### [BRIEF]
Every line containing the word "title" must be pulled from the records.

### [GIVEN ENTRIES]
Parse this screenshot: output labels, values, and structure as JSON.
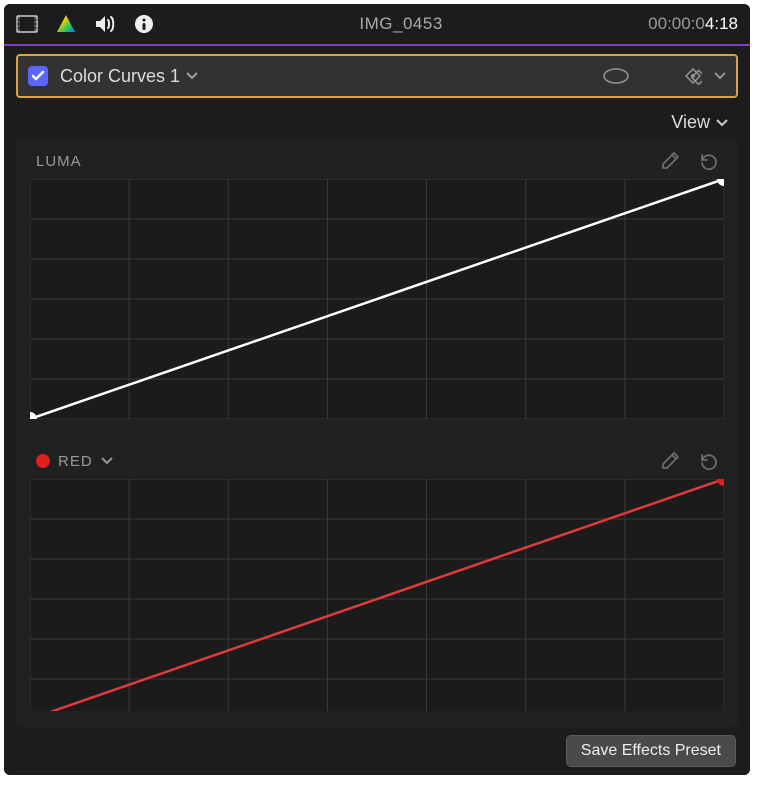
{
  "topbar": {
    "clip_name": "IMG_0453",
    "timecode_dim": "00:00:0",
    "timecode_bright": "4:18"
  },
  "effect_row": {
    "name": "Color Curves 1",
    "enabled": true
  },
  "view": {
    "label": "View"
  },
  "curves": {
    "luma": {
      "label": "LUMA",
      "line_color": "#ffffff",
      "point_color": "#ffffff"
    },
    "red": {
      "label": "RED",
      "swatch_color": "#e11d1d",
      "line_color": "#e13a3a",
      "point_color": "#e11d1d"
    }
  },
  "chart_data": [
    {
      "type": "line",
      "title": "LUMA",
      "x": [
        0,
        1
      ],
      "values": [
        0,
        1
      ],
      "xlim": [
        0,
        1
      ],
      "ylim": [
        0,
        1
      ],
      "xlabel": "",
      "ylabel": ""
    },
    {
      "type": "line",
      "title": "RED",
      "x": [
        0,
        1
      ],
      "values": [
        0,
        1
      ],
      "xlim": [
        0,
        1
      ],
      "ylim": [
        0,
        1
      ],
      "xlabel": "",
      "ylabel": ""
    }
  ],
  "footer": {
    "save_preset": "Save Effects Preset"
  }
}
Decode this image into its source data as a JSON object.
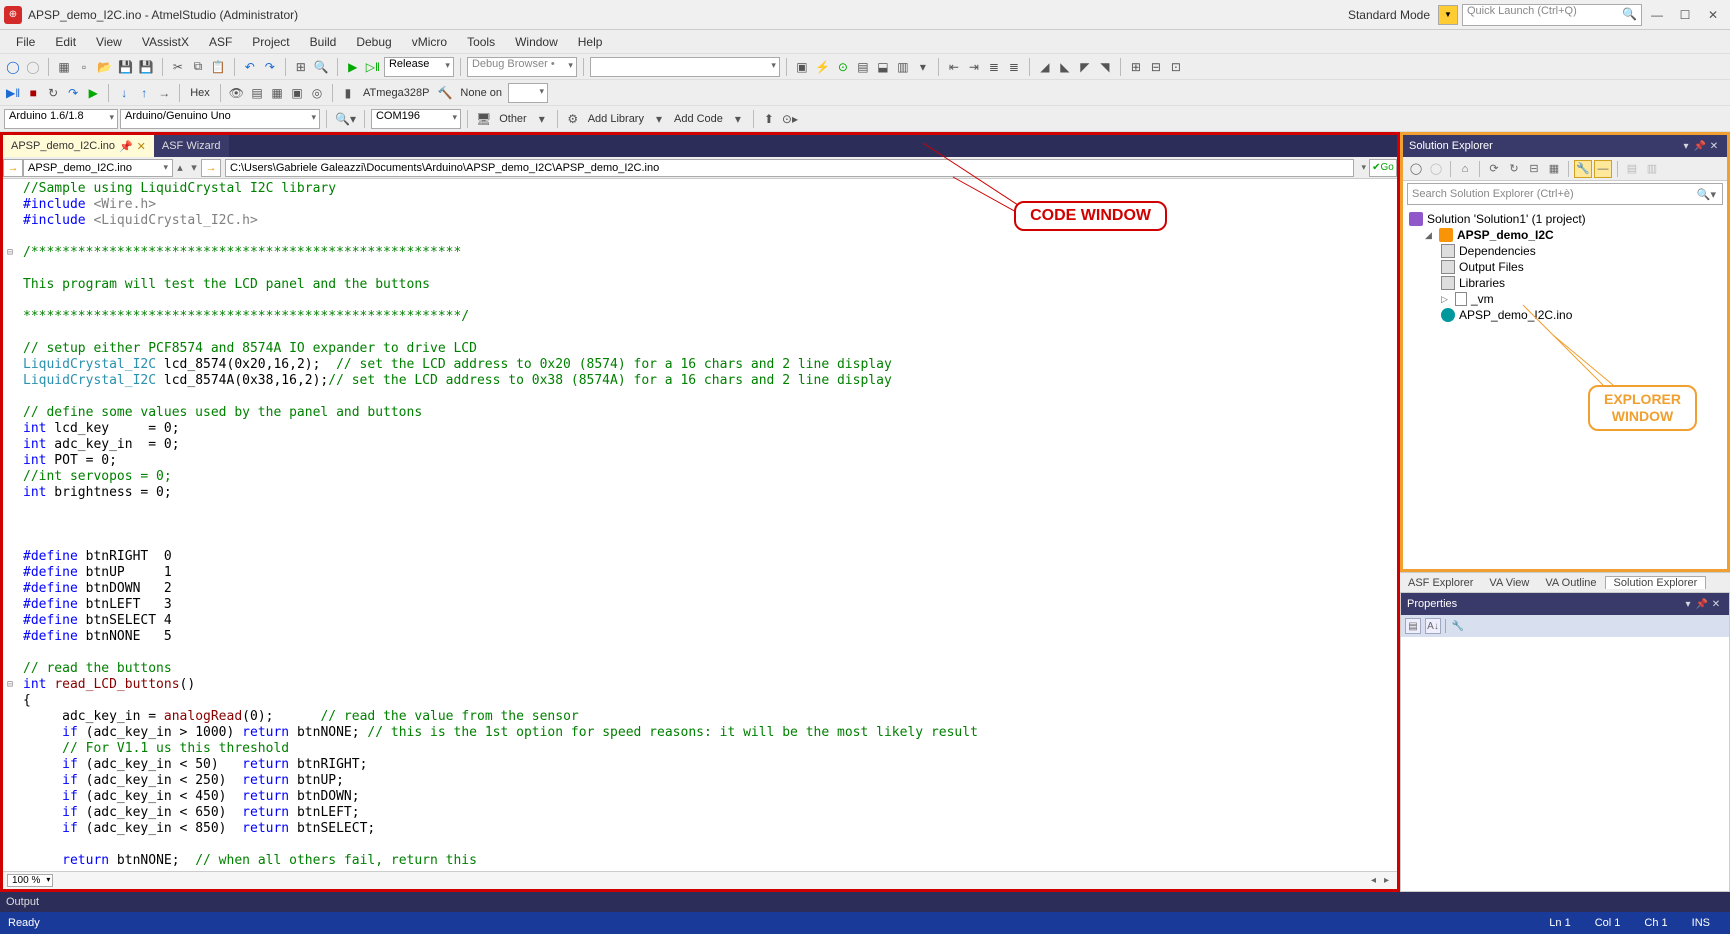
{
  "window": {
    "title": "APSP_demo_I2C.ino - AtmelStudio (Administrator)",
    "standard_mode": "Standard Mode",
    "quick_launch_placeholder": "Quick Launch (Ctrl+Q)"
  },
  "menu": [
    "File",
    "Edit",
    "View",
    "VAssistX",
    "ASF",
    "Project",
    "Build",
    "Debug",
    "vMicro",
    "Tools",
    "Window",
    "Help"
  ],
  "toolbar1": {
    "config": "Release",
    "debug_browser": "Debug Browser •"
  },
  "toolbar2": {
    "hex": "Hex",
    "device": "ATmega328P",
    "none_on": "None on",
    "none_on_value": ""
  },
  "toolbar3": {
    "board_family": "Arduino 1.6/1.8",
    "board": "Arduino/Genuino Uno",
    "port": "COM196",
    "other": "Other",
    "add_library": "Add Library",
    "add_code": "Add Code"
  },
  "tabs": {
    "active": "APSP_demo_I2C.ino",
    "second": "ASF Wizard"
  },
  "nav": {
    "scope": "APSP_demo_I2C.ino",
    "path": "C:\\Users\\Gabriele Galeazzi\\Documents\\Arduino\\APSP_demo_I2C\\APSP_demo_I2C.ino",
    "go": "Go"
  },
  "code_lines": [
    {
      "t": "//Sample using LiquidCrystal I2C library",
      "cls": "c-comment"
    },
    {
      "raw": "<span class='c-keyword'>#include</span> <span class='c-include'>&lt;Wire.h&gt;</span>"
    },
    {
      "raw": "<span class='c-keyword'>#include</span> <span class='c-include'>&lt;LiquidCrystal_I2C.h&gt;</span>"
    },
    {
      "t": ""
    },
    {
      "t": "/*******************************************************",
      "cls": "c-comment",
      "gutter": "⊟"
    },
    {
      "t": ""
    },
    {
      "t": "This program will test the LCD panel and the buttons",
      "cls": "c-comment"
    },
    {
      "t": ""
    },
    {
      "t": "********************************************************/",
      "cls": "c-comment"
    },
    {
      "t": ""
    },
    {
      "t": "// setup either PCF8574 and 8574A IO expander to drive LCD",
      "cls": "c-comment"
    },
    {
      "raw": "<span class='c-type'>LiquidCrystal_I2C</span> lcd_8574(0x20,16,2);  <span class='c-comment'>// set the LCD address to 0x20 (8574) for a 16 chars and 2 line display</span>"
    },
    {
      "raw": "<span class='c-type'>LiquidCrystal_I2C</span> lcd_8574A(0x38,16,2);<span class='c-comment'>// set the LCD address to 0x38 (8574A) for a 16 chars and 2 line display</span>"
    },
    {
      "t": ""
    },
    {
      "t": "// define some values used by the panel and buttons",
      "cls": "c-comment"
    },
    {
      "raw": "<span class='c-keyword'>int</span> lcd_key     = 0;"
    },
    {
      "raw": "<span class='c-keyword'>int</span> adc_key_in  = 0;"
    },
    {
      "raw": "<span class='c-keyword'>int</span> POT = 0;"
    },
    {
      "t": "//int servopos = 0;",
      "cls": "c-comment"
    },
    {
      "raw": "<span class='c-keyword'>int</span> brightness = 0;"
    },
    {
      "t": ""
    },
    {
      "t": ""
    },
    {
      "t": ""
    },
    {
      "raw": "<span class='c-keyword'>#define</span> btnRIGHT  0"
    },
    {
      "raw": "<span class='c-keyword'>#define</span> btnUP     1"
    },
    {
      "raw": "<span class='c-keyword'>#define</span> btnDOWN   2"
    },
    {
      "raw": "<span class='c-keyword'>#define</span> btnLEFT   3"
    },
    {
      "raw": "<span class='c-keyword'>#define</span> btnSELECT 4"
    },
    {
      "raw": "<span class='c-keyword'>#define</span> btnNONE   5"
    },
    {
      "t": ""
    },
    {
      "t": "// read the buttons",
      "cls": "c-comment"
    },
    {
      "raw": "<span class='c-keyword'>int</span> <span class='c-func'>read_LCD_buttons</span>()",
      "gutter": "⊟"
    },
    {
      "t": "{"
    },
    {
      "raw": "     adc_key_in = <span class='c-func'>analogRead</span>(0);      <span class='c-comment'>// read the value from the sensor</span>"
    },
    {
      "raw": "     <span class='c-keyword'>if</span> (adc_key_in &gt; 1000) <span class='c-keyword'>return</span> btnNONE; <span class='c-comment'>// this is the 1st option for speed reasons: it will be the most likely result</span>"
    },
    {
      "t": "     // For V1.1 us this threshold",
      "cls": "c-comment"
    },
    {
      "raw": "     <span class='c-keyword'>if</span> (adc_key_in &lt; 50)   <span class='c-keyword'>return</span> btnRIGHT;"
    },
    {
      "raw": "     <span class='c-keyword'>if</span> (adc_key_in &lt; 250)  <span class='c-keyword'>return</span> btnUP;"
    },
    {
      "raw": "     <span class='c-keyword'>if</span> (adc_key_in &lt; 450)  <span class='c-keyword'>return</span> btnDOWN;"
    },
    {
      "raw": "     <span class='c-keyword'>if</span> (adc_key_in &lt; 650)  <span class='c-keyword'>return</span> btnLEFT;"
    },
    {
      "raw": "     <span class='c-keyword'>if</span> (adc_key_in &lt; 850)  <span class='c-keyword'>return</span> btnSELECT;"
    },
    {
      "t": ""
    },
    {
      "raw": "     <span class='c-keyword'>return</span> btnNONE;  <span class='c-comment'>// when all others fail, return this</span>"
    }
  ],
  "zoom": "100 %",
  "callouts": {
    "code_window": "CODE WINDOW",
    "explorer_window": "EXPLORER\nWINDOW"
  },
  "explorer": {
    "title": "Solution Explorer",
    "search_placeholder": "Search Solution Explorer (Ctrl+è)",
    "nodes": {
      "solution": "Solution 'Solution1' (1 project)",
      "project": "APSP_demo_I2C",
      "deps": "Dependencies",
      "outputs": "Output Files",
      "libs": "Libraries",
      "vm": "_vm",
      "ino": "APSP_demo_I2C.ino"
    },
    "tabs": [
      "ASF Explorer",
      "VA View",
      "VA Outline",
      "Solution Explorer"
    ]
  },
  "properties": {
    "title": "Properties"
  },
  "output": {
    "title": "Output"
  },
  "status": {
    "ready": "Ready",
    "ln": "Ln 1",
    "col": "Col 1",
    "ch": "Ch 1",
    "ins": "INS"
  }
}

### [RESPONSE TO THIS TASK]
      "title": "LUMA",
      "title": "RED",
    "title": "APSP_demo_I2C.ino - AtmelStudio (Administrator)",
    "title": "Solution Explorer",
    "title": "Properties"
    "title": "Output"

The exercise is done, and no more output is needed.